by Helen Solis-David, Master of Arts in Demography (1980)

This study measures contraceptive practice of family planning acceptance in Greater Legazpi using Bogue’s fertility component technique and later on employs the Potter-Tietze life-table approach to determine the relative usefulness of the Bogue approach.

Using Bogue’s approach, the three-year contraceptive history of 1,103 respondents were analyzed and found that the decline in marital general fertility rate from 254 births per 1,000 MWRA’s after acceptance at the clinic was attributable to the following factors:
  1. Quadrupling of time(from14.5 to 62.2 percent) spent using contraception with more time using highly effective methods (pills, IUD, sterilization);
  2. Reduction by one-third of the time spent not using and contraception from 47.6 to 16.0 percent; and
  3. Reduction by half of the time spent pregnant from 28.6 to 14.9 percent.

It was likewise shown that higher contraception use rates or higher continuation rates were found among older, higher parity women who were of relatively socioeconomic status, had previous family planning experience, received information and services primarily from doctors, and were encouraged by their husbands to practice family planning.
Hence, pregnancy rates were found to be higher among younger women of low parity and low socioeconomic status.

Using Potter’s and Tietze’s life-table approach for measuring contraceptive effectiveness, it was observed that two years after acceptance, IUD acceptors registered the highest continuation rate; rhythm acceptors, second; condom, third; and pill acceptors, the lowest continuation rate.

However, the first-method net failure rate was highest for rhythm acceptors, second for condom acceptors, find third for pill acceptors. There was no incidence of pregnancy among IUD acceptors.

It was further shown that all-method continuation rates were higher than first method continuation rates especially 12 months after acceptance. However, all-method failure rates were higher than first-method failure rates with the difference between the two rates increasing over time.

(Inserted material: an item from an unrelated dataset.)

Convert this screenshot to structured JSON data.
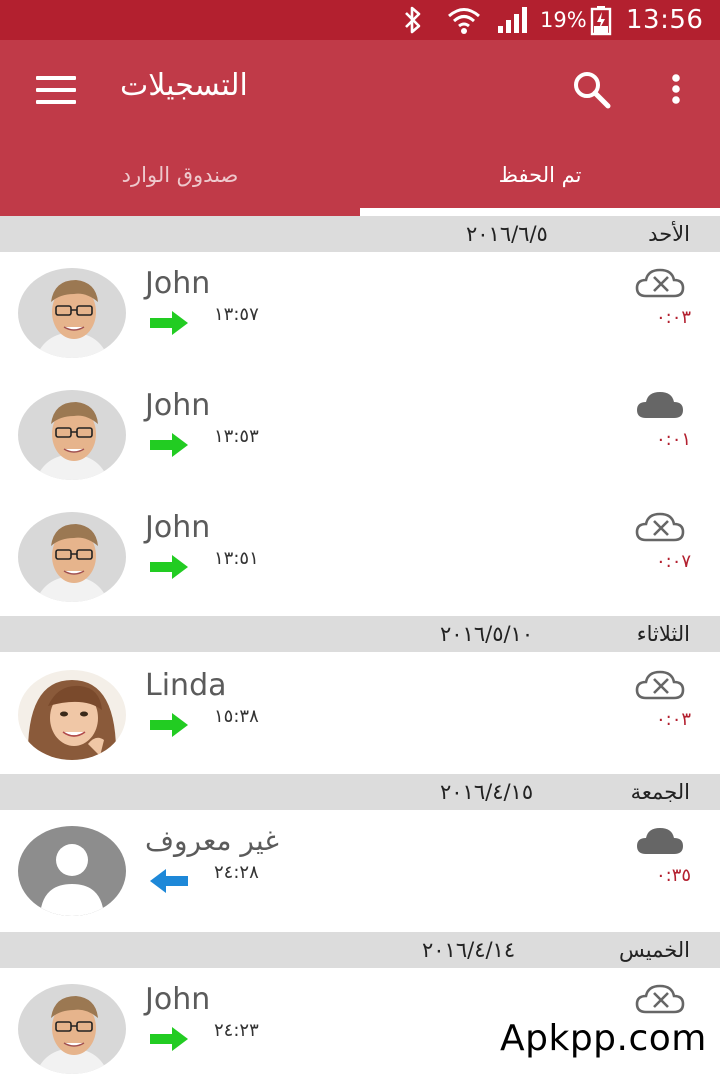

Overall pregnancy rates were found to be much higher than all-method net failure rates and clearly showed that as far as long-term protection from further pregnancies is needed, only IUD coud be recommended as the most effective contraceptive method.

Although information on reliability and effectiveness of the different contraceptive methods could be obtained Bogue’s fertility component technique, the author has some reservations as the usefulness of this approach to a large sample as evident in the difficulty encountered in the collection of the contraceptive history data and due to the difficulty in training not only a big, but more important, group of qualified interviewers.